## Exercise objective:
What lines in the listing below hold the string "records"? Please copy them out.

[[ Extracted material open ]]

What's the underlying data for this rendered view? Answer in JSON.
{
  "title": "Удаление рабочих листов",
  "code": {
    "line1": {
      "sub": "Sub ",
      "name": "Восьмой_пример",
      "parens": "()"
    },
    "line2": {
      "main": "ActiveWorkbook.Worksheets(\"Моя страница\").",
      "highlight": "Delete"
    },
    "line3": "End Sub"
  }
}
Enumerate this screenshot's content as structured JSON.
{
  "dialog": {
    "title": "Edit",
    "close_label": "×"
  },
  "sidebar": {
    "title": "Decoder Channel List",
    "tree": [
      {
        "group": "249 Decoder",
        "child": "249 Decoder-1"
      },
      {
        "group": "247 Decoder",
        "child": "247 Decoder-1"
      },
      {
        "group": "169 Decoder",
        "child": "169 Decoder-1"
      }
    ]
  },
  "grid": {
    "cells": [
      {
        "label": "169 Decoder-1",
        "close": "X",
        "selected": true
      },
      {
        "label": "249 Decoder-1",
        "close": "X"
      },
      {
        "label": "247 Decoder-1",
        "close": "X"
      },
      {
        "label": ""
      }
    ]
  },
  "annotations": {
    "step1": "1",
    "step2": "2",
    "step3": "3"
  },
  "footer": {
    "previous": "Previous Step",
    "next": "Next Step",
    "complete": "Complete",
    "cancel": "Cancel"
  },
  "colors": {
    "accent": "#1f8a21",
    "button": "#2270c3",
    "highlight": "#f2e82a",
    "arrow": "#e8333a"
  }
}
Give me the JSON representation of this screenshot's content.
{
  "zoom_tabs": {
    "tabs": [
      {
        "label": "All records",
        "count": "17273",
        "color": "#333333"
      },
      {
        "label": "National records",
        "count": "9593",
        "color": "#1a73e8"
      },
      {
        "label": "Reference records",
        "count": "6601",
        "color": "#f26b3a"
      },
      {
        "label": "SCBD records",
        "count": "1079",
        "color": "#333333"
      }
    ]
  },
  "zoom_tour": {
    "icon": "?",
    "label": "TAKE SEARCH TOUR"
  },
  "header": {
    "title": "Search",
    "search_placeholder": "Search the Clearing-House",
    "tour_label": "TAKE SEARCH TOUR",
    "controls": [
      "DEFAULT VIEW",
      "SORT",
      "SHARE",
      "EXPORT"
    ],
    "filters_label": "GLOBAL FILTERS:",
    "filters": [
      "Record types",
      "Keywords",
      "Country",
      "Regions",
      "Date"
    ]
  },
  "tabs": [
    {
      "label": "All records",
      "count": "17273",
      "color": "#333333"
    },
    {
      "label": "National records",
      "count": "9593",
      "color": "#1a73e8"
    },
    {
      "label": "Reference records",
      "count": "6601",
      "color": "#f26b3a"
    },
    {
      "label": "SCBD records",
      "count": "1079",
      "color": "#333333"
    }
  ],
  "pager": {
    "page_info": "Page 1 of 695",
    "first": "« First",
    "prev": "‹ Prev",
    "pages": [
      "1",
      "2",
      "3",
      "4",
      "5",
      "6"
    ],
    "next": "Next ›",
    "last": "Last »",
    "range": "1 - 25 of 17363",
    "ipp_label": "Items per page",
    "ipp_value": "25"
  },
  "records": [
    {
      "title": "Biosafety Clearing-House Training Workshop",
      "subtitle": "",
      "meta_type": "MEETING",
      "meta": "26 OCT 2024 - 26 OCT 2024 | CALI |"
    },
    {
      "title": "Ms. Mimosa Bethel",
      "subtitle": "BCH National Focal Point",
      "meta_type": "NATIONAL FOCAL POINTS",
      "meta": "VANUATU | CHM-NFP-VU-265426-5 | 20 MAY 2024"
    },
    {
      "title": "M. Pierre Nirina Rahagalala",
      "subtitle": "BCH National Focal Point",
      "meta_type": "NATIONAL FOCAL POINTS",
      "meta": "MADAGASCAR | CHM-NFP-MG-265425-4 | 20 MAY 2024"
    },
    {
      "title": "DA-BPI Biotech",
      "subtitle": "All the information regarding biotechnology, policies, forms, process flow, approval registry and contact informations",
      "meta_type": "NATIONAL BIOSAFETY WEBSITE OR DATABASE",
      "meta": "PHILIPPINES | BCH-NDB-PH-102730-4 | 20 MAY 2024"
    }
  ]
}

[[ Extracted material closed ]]

## Response area:
        "label": "All records",
        "label": "National records",
        "label": "Reference records",
        "label": "SCBD records",
      "label": "All records",
      "label": "National records",
      "label": "Reference records",
      "label": "SCBD records",
  "records": [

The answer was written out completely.